Another great option is this Garden Of Life Vitamin Code Raw Zinc, which also comes with a bonus 60mg of vitamin C.
Vitamin C is another vital nutrient for acne; according to this study, acne patients have 40% less vitamin C in their bloodstream than average. Specifically, vitamin C is an incredible supplement for anxiety acne, since it removes excessive levels of the stress hormone cortisol from the bloodstream.
Vitamin C is also excellent at reducing old acne scars, since it’s a co-factor in the formation of collagen proteins which are involved with wound healing. It also happens that increasing collagen levels can strengthen the skin and delay ageing.
If you want a vitamin C supplement without any zinc then I’d recommend this Garden of Life Vitamin Code Vitamin C.
Overall, controlling estrogen is nowhere near as important as basic nutrients like these.
Conclusion – what you should do
Again, you absolutely should eradicate as many xenoestrogens from your life as you can, both to avoid glutathione depletion and to stay fit.
Generally though, focussing hard on estrogen is a waste of your time and money. Unlike for the androgens DHT and testosterone, the science is clouded and unclear.
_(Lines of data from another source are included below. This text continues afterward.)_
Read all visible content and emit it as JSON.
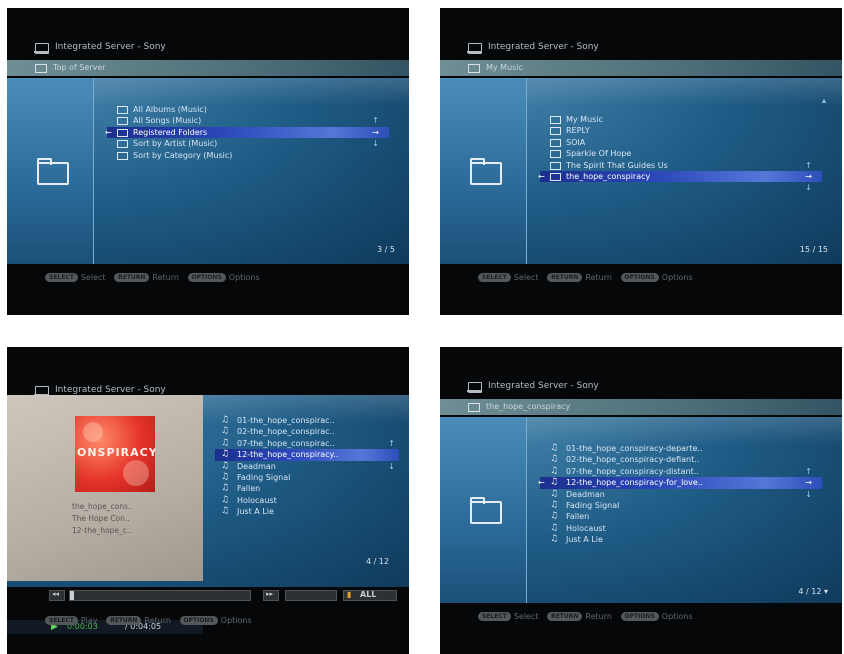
{
  "screens": [
    {
      "header": "Integrated Server - Sony",
      "breadcrumb": "Top of Server",
      "items": [
        {
          "label": "All Albums (Music)"
        },
        {
          "label": "All Songs (Music)"
        },
        {
          "label": "Registered Folders",
          "selected": true
        },
        {
          "label": "Sort by Artist (Music)"
        },
        {
          "label": "Sort by Category (Music)"
        }
      ],
      "counter": "3 / 5",
      "footer": [
        {
          "key": "SELECT",
          "label": "Select"
        },
        {
          "key": "RETURN",
          "label": "Return"
        },
        {
          "key": "OPTIONS",
          "label": "Options"
        }
      ]
    },
    {
      "header": "Integrated Server - Sony",
      "breadcrumb": "My Music",
      "items": [
        {
          "label": "My Music"
        },
        {
          "label": "REPLY"
        },
        {
          "label": "SOIA"
        },
        {
          "label": "Sparkle Of Hope"
        },
        {
          "label": "The Spirit That Guides Us"
        },
        {
          "label": "the_hope_conspiracy",
          "selected": true
        }
      ],
      "counter": "15 / 15",
      "footer": [
        {
          "key": "SELECT",
          "label": "Select"
        },
        {
          "key": "RETURN",
          "label": "Return"
        },
        {
          "key": "OPTIONS",
          "label": "Options"
        }
      ]
    },
    {
      "header": "Integrated Server - Sony",
      "album": {
        "cover_text": "ONSPIRACY",
        "artist": "the_hope_cons..",
        "album": "The Hope Con..",
        "track": "12-the_hope_c.."
      },
      "items": [
        {
          "label": "01-the_hope_conspirac.."
        },
        {
          "label": "02-the_hope_conspirac.."
        },
        {
          "label": "07-the_hope_conspirac.."
        },
        {
          "label": "12-the_hope_conspiracy..",
          "selected": true
        },
        {
          "label": "Deadman"
        },
        {
          "label": "Fading Signal"
        },
        {
          "label": "Fallen"
        },
        {
          "label": "Holocaust"
        },
        {
          "label": "Just A Lie"
        }
      ],
      "counter": "4 / 12",
      "time_elapsed": "0:00:03",
      "time_total": "/ 0:04:05",
      "repeat": "ALL",
      "footer": [
        {
          "key": "SELECT",
          "label": "Play"
        },
        {
          "key": "RETURN",
          "label": "Return"
        },
        {
          "key": "OPTIONS",
          "label": "Options"
        }
      ]
    },
    {
      "header": "Integrated Server - Sony",
      "breadcrumb": "the_hope_conspiracy",
      "items": [
        {
          "label": "01-the_hope_conspiracy-departe.."
        },
        {
          "label": "02-the_hope_conspiracy-defiant.."
        },
        {
          "label": "07-the_hope_conspiracy-distant.."
        },
        {
          "label": "12-the_hope_conspiracy-for_love..",
          "selected": true
        },
        {
          "label": "Deadman"
        },
        {
          "label": "Fading Signal"
        },
        {
          "label": "Fallen"
        },
        {
          "label": "Holocaust"
        },
        {
          "label": "Just A Lie"
        }
      ],
      "counter": "4 / 12 ▾",
      "footer": [
        {
          "key": "SELECT",
          "label": "Select"
        },
        {
          "key": "RETURN",
          "label": "Return"
        },
        {
          "key": "OPTIONS",
          "label": "Options"
        }
      ]
    }
  ]
}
It’s highly probable that elevated estrogen causes acne in men, but if you eliminate xenoestrogens you almost certainly won’t have a problem anyway.
Some other causes of high estrogen in men include obesity (estrogen is generated in fat cells), eating estrogenic foods like soy, flax, and liquorice, and eating too many grains. Unfortunately, beer is also highly estrogenic. Hops, one of the main ingredients in beer, is among the most estrogenic herbs in the world.
If you’re a woman and an abnormal menstrual cycle or fertility issues or general lethargy convinces you that estrogen is behind your acne, the best supplement to take is a DIM formula like Estroblock. DIM and indole-3-carbinol, the compound it digests from, are found in green vegetables and are behind the well-known estrogen lowering power of broccoli.
DIM has one of the best testimonial track records among hormonal women and has an anti-inflammatory bonus ability to lower NF-KappaB. If you want to try DIM, the best brand is this Estroblock Natural Anti-Estrogen Aromatase Inhibitor. Alternatively you could just eat tons of broccoli, kale and brussel sprouts, as they have vitamin C, sulforaphane and many other bonus compounds.
Promising as DIM is however, don’t blindly trust a supplement that claims to treat estrogen dominance. Remember: the most important acne hormone by a long shot is insulin! Read more about it here.
Thanks for reading!